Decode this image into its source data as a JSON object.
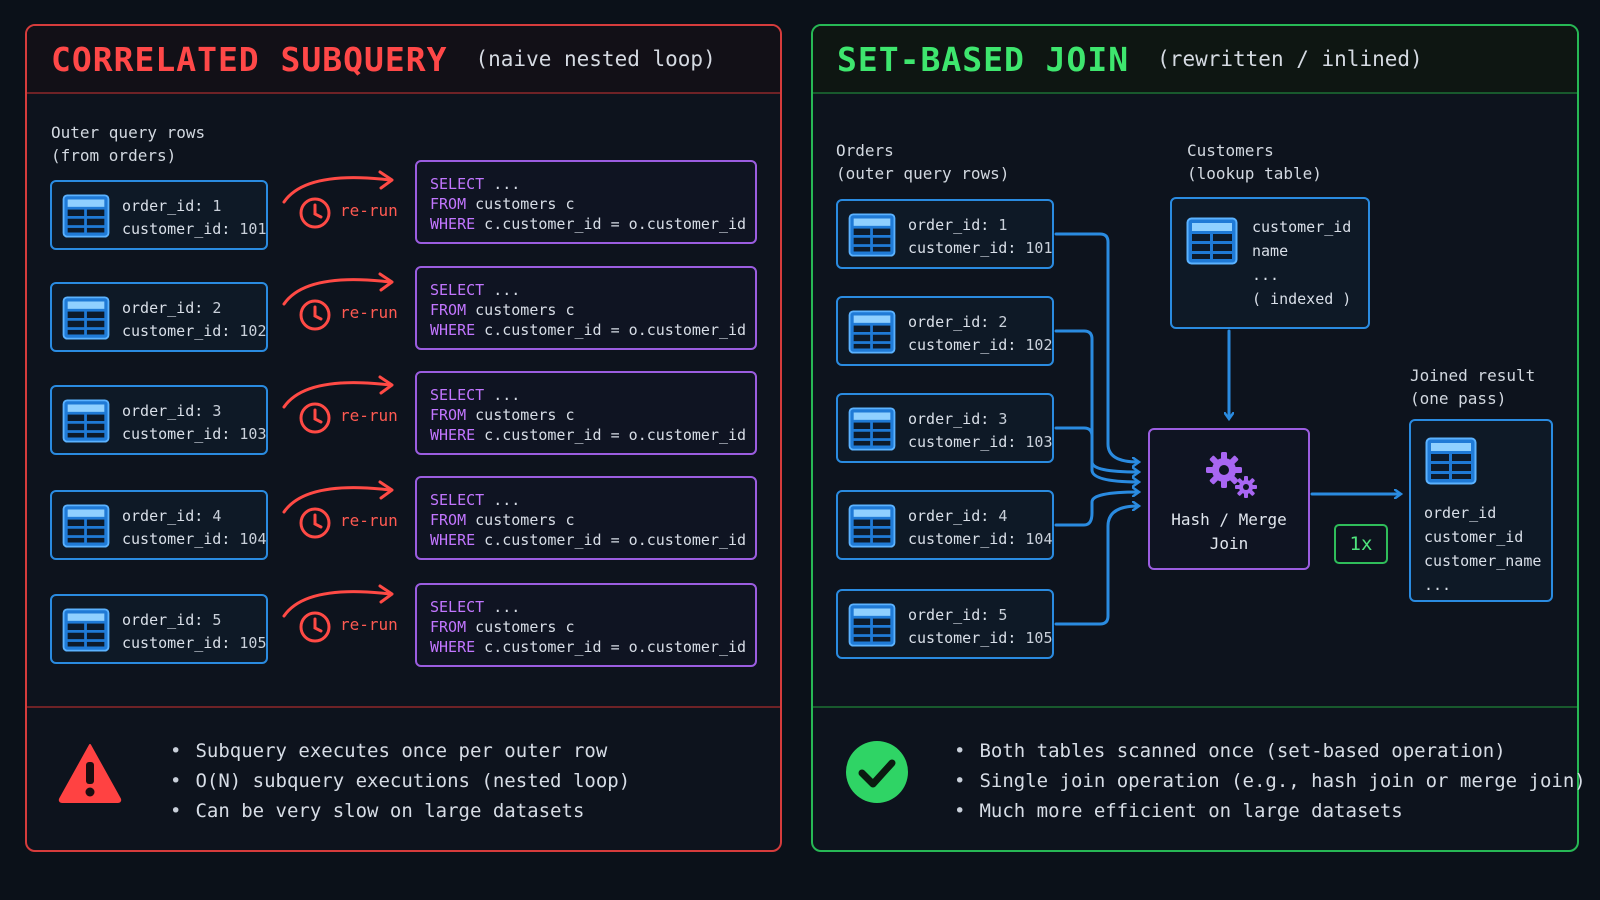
{
  "left": {
    "title": "CORRELATED SUBQUERY",
    "subtitle": "(naive nested loop)",
    "rows_label": "Outer query rows\n(from orders)",
    "rows": [
      {
        "order_key": "order_id:",
        "order_val": "1",
        "cust_key": "customer_id:",
        "cust_val": "101"
      },
      {
        "order_key": "order_id:",
        "order_val": "2",
        "cust_key": "customer_id:",
        "cust_val": "102"
      },
      {
        "order_key": "order_id:",
        "order_val": "3",
        "cust_key": "customer_id:",
        "cust_val": "103"
      },
      {
        "order_key": "order_id:",
        "order_val": "4",
        "cust_key": "customer_id:",
        "cust_val": "104"
      },
      {
        "order_key": "order_id:",
        "order_val": "5",
        "cust_key": "customer_id:",
        "cust_val": "105"
      }
    ],
    "rerun_label": "re-run",
    "sql": {
      "kw1": "SELECT",
      "rest1": " ...",
      "kw2": "FROM",
      "rest2": " customers c",
      "kw3": "WHERE",
      "rest3": " c.customer_id = o.customer_id"
    },
    "bullets": [
      "Subquery executes once per outer row",
      "O(N) subquery executions (nested loop)",
      "Can be very slow on large datasets"
    ],
    "footer_icon": "warning-icon"
  },
  "right": {
    "title": "SET-BASED JOIN",
    "subtitle": "(rewritten / inlined)",
    "orders_label": "Orders\n(outer query rows)",
    "customers_label": "Customers\n(lookup table)",
    "rows": [
      {
        "order_key": "order_id:",
        "order_val": "1",
        "cust_key": "customer_id:",
        "cust_val": "101"
      },
      {
        "order_key": "order_id:",
        "order_val": "2",
        "cust_key": "customer_id:",
        "cust_val": "102"
      },
      {
        "order_key": "order_id:",
        "order_val": "3",
        "cust_key": "customer_id:",
        "cust_val": "103"
      },
      {
        "order_key": "order_id:",
        "order_val": "4",
        "cust_key": "customer_id:",
        "cust_val": "104"
      },
      {
        "order_key": "order_id:",
        "order_val": "5",
        "cust_key": "customer_id:",
        "cust_val": "105"
      }
    ],
    "lookup_text": "customer_id\nname\n...\n( indexed )",
    "join_text": "Hash / Merge\nJoin",
    "join_count": "1x",
    "result_label": "Joined result\n(one pass)",
    "result_text": "order_id\ncustomer_id\ncustomer_name\n...",
    "bullets": [
      "Both tables scanned once (set-based operation)",
      "Single join operation (e.g., hash join or merge join)",
      "Much more efficient on large datasets"
    ],
    "footer_icon": "check-circle-icon"
  },
  "colors": {
    "left_accent": "#ff4848",
    "right_accent": "#3ee66e",
    "row_border": "#2a8be0",
    "sql_border": "#9b5de0",
    "keyword": "#c276ff"
  }
}
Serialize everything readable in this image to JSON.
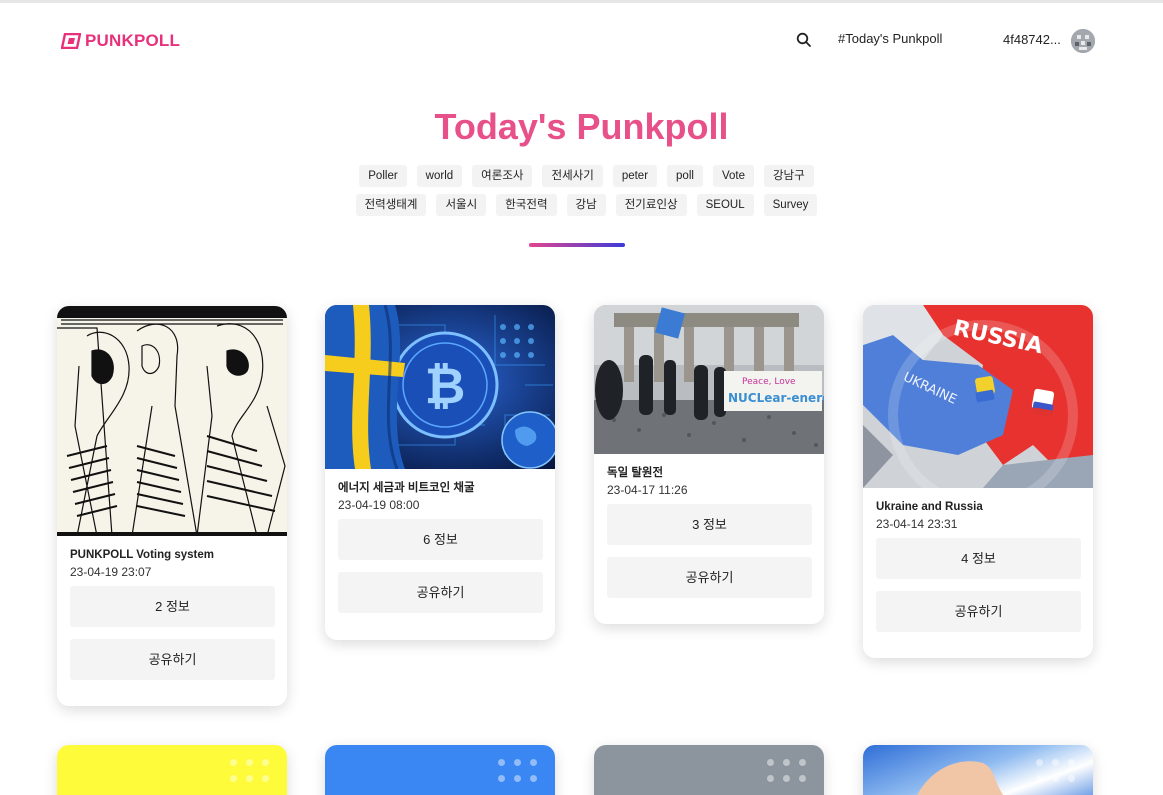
{
  "brand": {
    "name": "PUNKPOLL",
    "color": "#e8307b"
  },
  "header": {
    "search_icon": "search-icon",
    "today_link": "#Today's Punkpoll",
    "wallet_address": "4f48742...",
    "avatar_icon": "avatar-icon"
  },
  "hero": {
    "title": "Today's Punkpoll",
    "tags_row1": [
      "Poller",
      "world",
      "여론조사",
      "전세사기",
      "peter",
      "poll",
      "Vote",
      "강남구"
    ],
    "tags_row2": [
      "전력생태계",
      "서울시",
      "한국전력",
      "강남",
      "전기료인상",
      "SEOUL",
      "Survey"
    ]
  },
  "cards": [
    {
      "title": "PUNKPOLL Voting system",
      "date": "23-04-19 23:07",
      "info_label": "2 정보",
      "share_label": "공유하기"
    },
    {
      "title": "에너지 세금과 비트코인 채굴",
      "date": "23-04-19 08:00",
      "info_label": "6 정보",
      "share_label": "공유하기"
    },
    {
      "title": "독일 탈원전",
      "date": "23-04-17 11:26",
      "info_label": "3 정보",
      "share_label": "공유하기",
      "image_text": {
        "peace": "Peace, Love",
        "nuclear": "NUCLear-energy"
      }
    },
    {
      "title": "Ukraine and Russia",
      "date": "23-04-14 23:31",
      "info_label": "4 정보",
      "share_label": "공유하기",
      "image_text": {
        "russia": "RUSSIA",
        "ukraine": "UKRAINE"
      }
    }
  ],
  "colors": {
    "accent_pink": "#e8508a",
    "divider_start": "#e2458f",
    "divider_end": "#3b3bd8",
    "card_yellow": "#fdfb3a",
    "card_blue": "#3a86f2",
    "card_gray": "#8c959e"
  }
}
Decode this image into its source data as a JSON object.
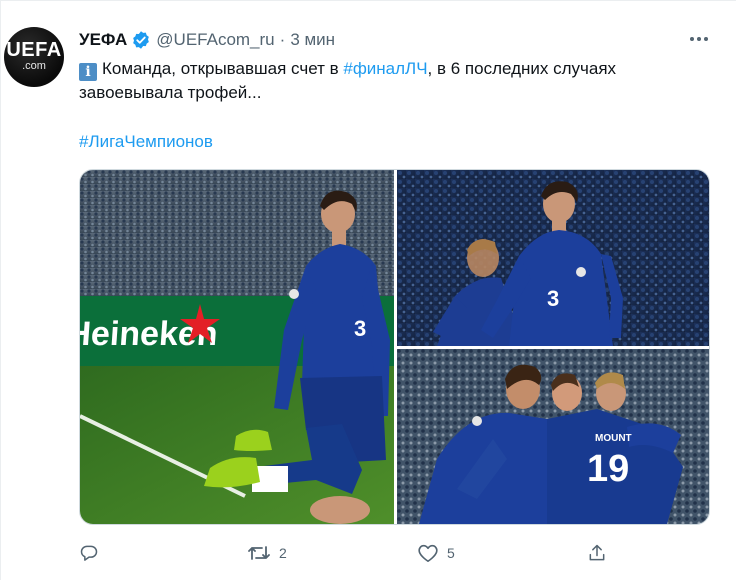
{
  "tweet": {
    "avatar": {
      "line1": "UEFA",
      "line2": ".com"
    },
    "display_name": "УЕФА",
    "handle": "@UEFAcom_ru",
    "separator": "·",
    "time": "3 мин",
    "text_part1": "Команда, открывавшая счет в ",
    "text_hashtag": "#финалЛЧ",
    "text_part2": ", в 6 последних случаях",
    "text_line2": "завоевывала трофей...",
    "info_glyph": "i",
    "hashtag": "#ЛигаЧемпионов",
    "photos": [
      {
        "ad_text": "Heineken",
        "shirt_number": "3"
      },
      {
        "shirt_number": "3"
      },
      {
        "shirt_name": "MOUNT",
        "shirt_number": "19"
      }
    ]
  },
  "actions": {
    "reply_count": "",
    "retweet_count": "2",
    "like_count": "5"
  },
  "icons": {
    "verified": "verified-badge-icon",
    "more": "more-dots-icon",
    "reply": "reply-icon",
    "retweet": "retweet-icon",
    "like": "heart-icon",
    "share": "share-icon"
  },
  "colors": {
    "accent": "#1d9bf0",
    "muted": "#536471",
    "chelsea_blue": "#1c3f9c"
  }
}
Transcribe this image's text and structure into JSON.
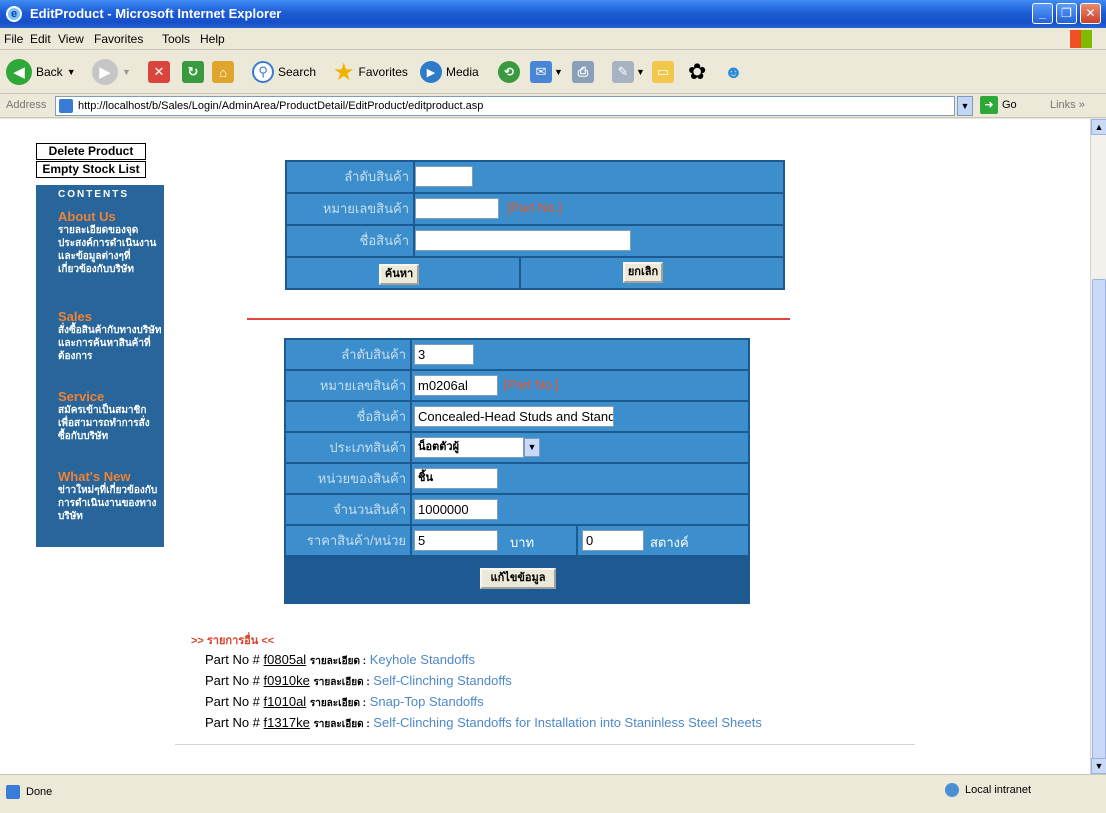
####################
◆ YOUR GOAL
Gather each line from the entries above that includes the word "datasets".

◆ REPLY
      "Can be very slow on large datasets"
      "Much more efficient on large datasets"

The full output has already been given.